Activity:
Retrieve every line from the records in which the word "time" occurs.
Information provided below:
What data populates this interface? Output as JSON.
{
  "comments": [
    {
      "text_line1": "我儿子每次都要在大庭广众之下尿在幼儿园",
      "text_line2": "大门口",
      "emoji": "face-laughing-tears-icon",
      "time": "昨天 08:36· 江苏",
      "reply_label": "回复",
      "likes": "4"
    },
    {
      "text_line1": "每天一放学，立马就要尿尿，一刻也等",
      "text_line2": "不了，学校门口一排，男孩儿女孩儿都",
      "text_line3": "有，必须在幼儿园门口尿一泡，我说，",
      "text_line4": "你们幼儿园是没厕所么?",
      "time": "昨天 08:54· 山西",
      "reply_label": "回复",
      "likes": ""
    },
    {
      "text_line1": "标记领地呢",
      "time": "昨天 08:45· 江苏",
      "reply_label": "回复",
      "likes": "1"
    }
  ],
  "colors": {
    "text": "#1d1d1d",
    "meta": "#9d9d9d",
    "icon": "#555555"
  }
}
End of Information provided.
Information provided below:
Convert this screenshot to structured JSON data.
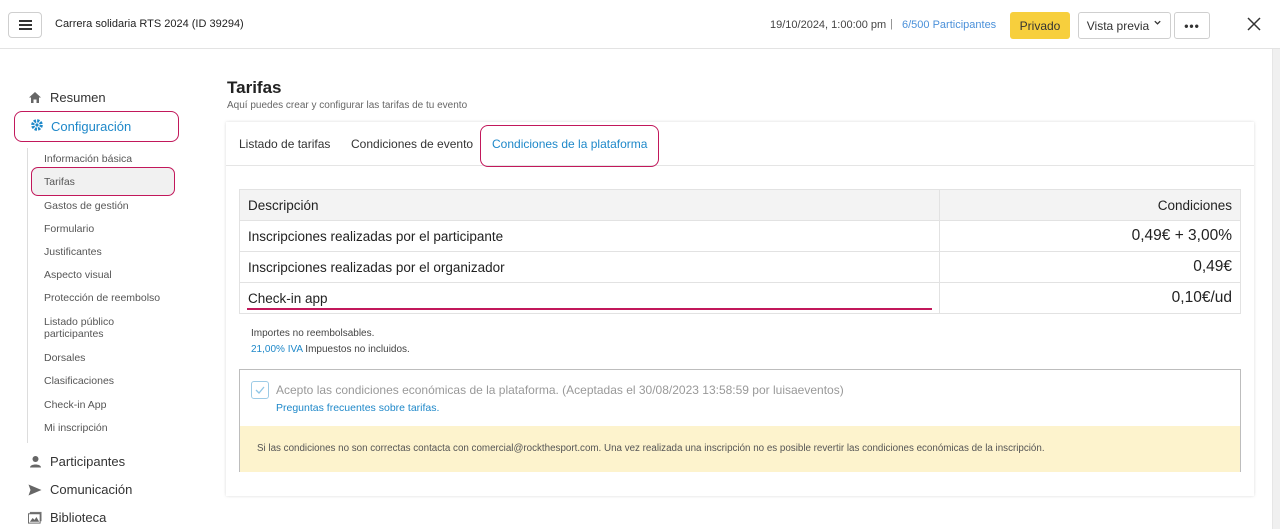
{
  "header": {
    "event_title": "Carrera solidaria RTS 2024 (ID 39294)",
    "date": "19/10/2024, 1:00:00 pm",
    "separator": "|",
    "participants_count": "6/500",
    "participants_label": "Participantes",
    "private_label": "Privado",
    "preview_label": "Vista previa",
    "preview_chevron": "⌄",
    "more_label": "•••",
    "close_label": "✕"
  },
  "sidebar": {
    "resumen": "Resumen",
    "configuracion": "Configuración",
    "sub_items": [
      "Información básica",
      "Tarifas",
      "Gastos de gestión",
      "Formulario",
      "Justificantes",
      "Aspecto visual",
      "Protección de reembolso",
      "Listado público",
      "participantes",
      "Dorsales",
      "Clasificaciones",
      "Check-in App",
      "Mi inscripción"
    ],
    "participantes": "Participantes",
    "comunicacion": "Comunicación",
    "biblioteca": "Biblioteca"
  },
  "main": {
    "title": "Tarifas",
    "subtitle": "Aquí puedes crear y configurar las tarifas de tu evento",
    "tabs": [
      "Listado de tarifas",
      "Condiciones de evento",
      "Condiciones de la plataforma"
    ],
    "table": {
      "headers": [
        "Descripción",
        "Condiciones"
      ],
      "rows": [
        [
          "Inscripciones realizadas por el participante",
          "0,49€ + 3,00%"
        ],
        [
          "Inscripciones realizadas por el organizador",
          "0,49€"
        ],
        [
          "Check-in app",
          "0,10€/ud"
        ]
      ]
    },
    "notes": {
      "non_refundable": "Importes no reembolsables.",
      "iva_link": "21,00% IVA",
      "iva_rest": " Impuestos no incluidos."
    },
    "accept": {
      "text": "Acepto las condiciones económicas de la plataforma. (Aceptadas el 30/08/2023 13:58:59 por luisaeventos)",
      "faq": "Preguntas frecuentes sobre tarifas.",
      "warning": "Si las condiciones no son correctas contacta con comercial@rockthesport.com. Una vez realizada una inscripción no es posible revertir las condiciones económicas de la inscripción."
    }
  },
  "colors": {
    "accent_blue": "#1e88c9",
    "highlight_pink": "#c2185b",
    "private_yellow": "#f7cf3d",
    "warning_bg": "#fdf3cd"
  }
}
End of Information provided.
Written solution:
      "time": "昨天 08:36· 江苏",
      "time": "昨天 08:54· 山西",
      "time": "昨天 08:45· 江苏",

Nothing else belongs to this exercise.